─── Records for the exercise
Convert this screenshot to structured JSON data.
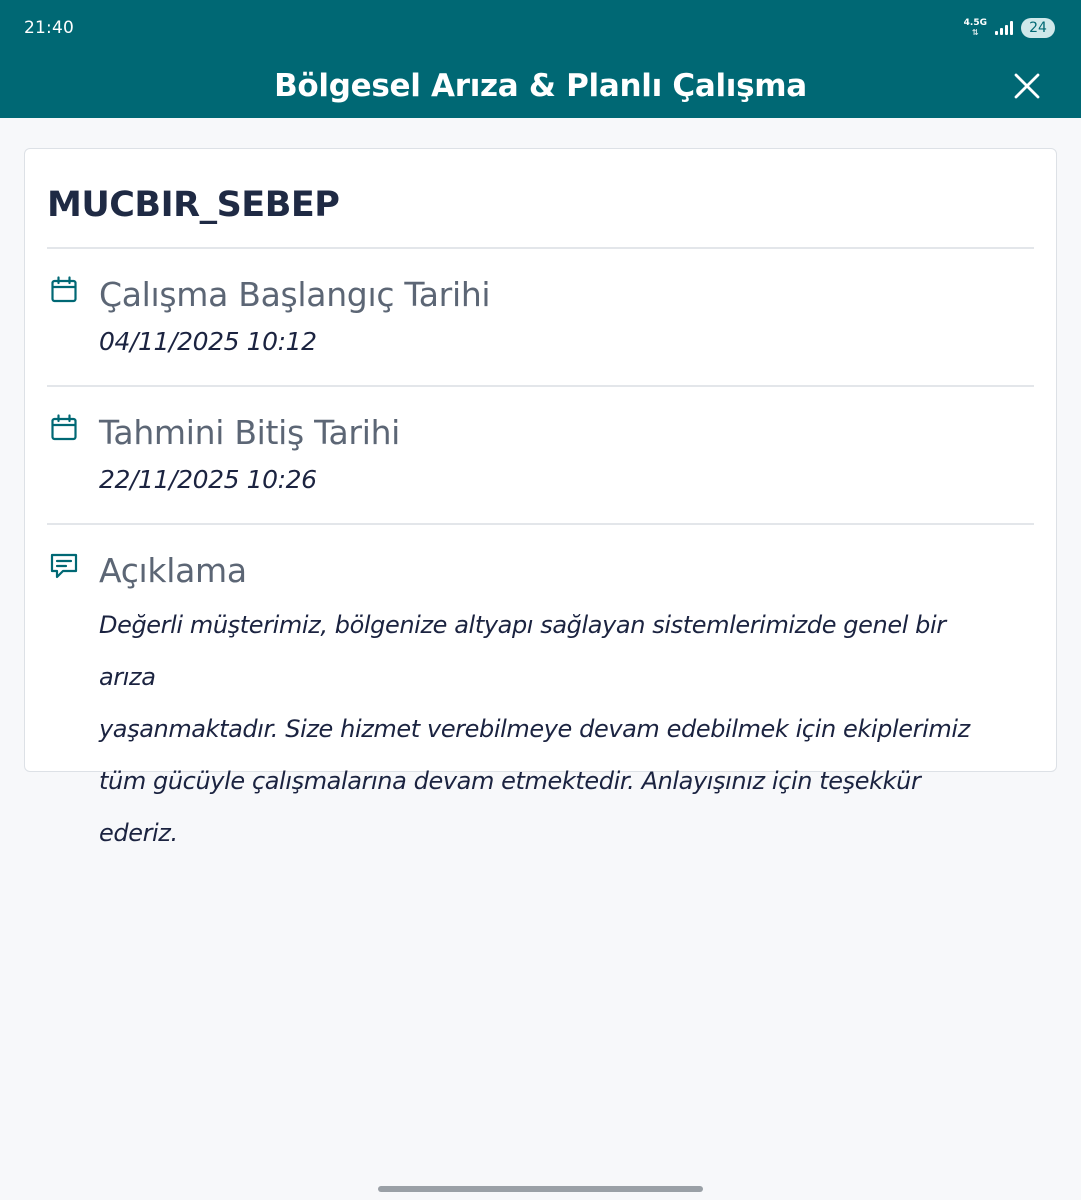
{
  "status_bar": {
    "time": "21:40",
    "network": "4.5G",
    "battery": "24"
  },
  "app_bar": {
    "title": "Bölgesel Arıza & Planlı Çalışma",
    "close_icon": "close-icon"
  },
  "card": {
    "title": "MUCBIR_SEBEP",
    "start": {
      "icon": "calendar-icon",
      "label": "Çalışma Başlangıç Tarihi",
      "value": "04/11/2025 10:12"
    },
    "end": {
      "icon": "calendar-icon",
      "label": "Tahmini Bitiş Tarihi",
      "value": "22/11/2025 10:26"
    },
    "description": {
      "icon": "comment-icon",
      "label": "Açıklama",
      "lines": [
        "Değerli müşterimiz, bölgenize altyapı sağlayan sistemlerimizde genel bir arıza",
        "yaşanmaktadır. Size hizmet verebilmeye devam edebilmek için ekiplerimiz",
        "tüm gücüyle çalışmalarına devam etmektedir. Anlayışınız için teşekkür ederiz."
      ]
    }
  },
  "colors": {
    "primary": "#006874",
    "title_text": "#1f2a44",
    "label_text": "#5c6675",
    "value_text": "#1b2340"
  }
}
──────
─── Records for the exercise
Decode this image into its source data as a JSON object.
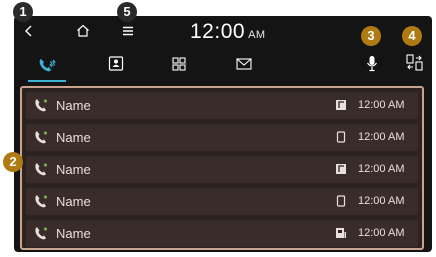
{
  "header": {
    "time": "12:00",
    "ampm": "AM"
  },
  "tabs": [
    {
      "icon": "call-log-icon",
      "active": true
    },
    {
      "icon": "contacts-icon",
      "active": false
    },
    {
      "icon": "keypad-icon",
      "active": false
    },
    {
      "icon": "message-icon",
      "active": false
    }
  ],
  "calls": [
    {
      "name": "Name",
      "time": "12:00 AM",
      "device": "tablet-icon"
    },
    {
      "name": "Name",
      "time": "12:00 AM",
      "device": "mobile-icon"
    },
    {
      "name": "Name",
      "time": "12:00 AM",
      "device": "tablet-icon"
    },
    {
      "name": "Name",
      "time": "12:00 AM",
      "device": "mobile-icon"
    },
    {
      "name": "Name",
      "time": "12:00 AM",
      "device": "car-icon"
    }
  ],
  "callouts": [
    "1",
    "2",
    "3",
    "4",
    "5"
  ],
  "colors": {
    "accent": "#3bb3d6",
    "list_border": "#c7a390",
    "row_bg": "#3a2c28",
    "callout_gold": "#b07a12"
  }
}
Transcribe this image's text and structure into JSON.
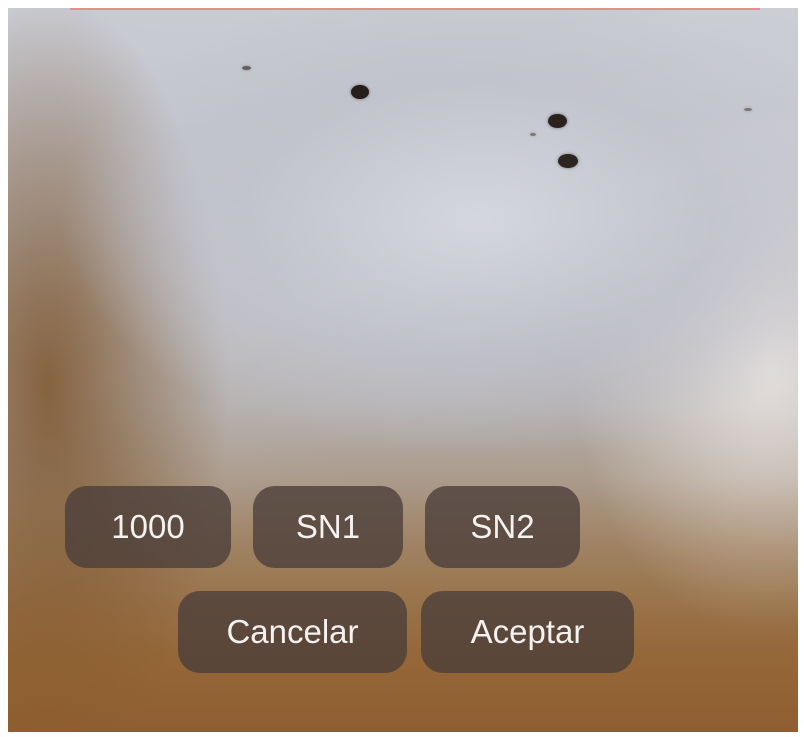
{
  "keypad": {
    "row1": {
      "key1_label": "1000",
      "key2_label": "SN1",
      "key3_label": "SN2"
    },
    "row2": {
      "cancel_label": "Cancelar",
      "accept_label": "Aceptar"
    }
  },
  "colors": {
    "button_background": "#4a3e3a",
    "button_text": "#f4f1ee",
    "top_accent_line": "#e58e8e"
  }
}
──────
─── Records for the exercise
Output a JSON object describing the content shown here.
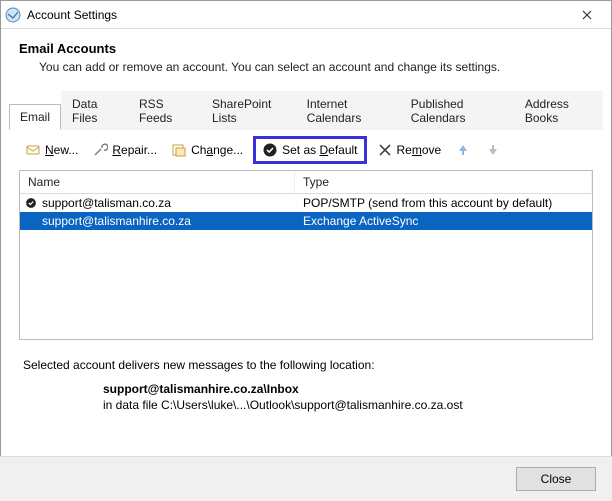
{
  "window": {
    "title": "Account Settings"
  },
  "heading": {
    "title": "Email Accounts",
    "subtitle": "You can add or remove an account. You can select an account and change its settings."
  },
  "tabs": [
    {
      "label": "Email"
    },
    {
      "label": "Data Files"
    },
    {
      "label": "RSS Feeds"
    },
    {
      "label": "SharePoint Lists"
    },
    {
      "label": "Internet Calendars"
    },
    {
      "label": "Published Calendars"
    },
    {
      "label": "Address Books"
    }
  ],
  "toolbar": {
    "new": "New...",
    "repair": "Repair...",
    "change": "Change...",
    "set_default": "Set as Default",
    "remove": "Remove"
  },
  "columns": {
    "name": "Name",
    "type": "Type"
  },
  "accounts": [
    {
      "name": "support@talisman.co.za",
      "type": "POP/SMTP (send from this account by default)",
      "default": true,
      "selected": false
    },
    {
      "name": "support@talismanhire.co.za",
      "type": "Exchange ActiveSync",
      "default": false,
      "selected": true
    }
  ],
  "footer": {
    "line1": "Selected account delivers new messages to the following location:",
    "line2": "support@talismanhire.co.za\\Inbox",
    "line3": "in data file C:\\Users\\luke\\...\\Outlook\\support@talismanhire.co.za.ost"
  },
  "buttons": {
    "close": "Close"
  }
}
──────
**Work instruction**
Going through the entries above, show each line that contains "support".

**Output below**
      "name": "support@talisman.co.za",
      "name": "support@talismanhire.co.za",
    "line2": "support@talismanhire.co.za\\Inbox",
    "line3": "in data file C:\\Users\\luke\\...\\Outlook\\support@talismanhire.co.za.ost"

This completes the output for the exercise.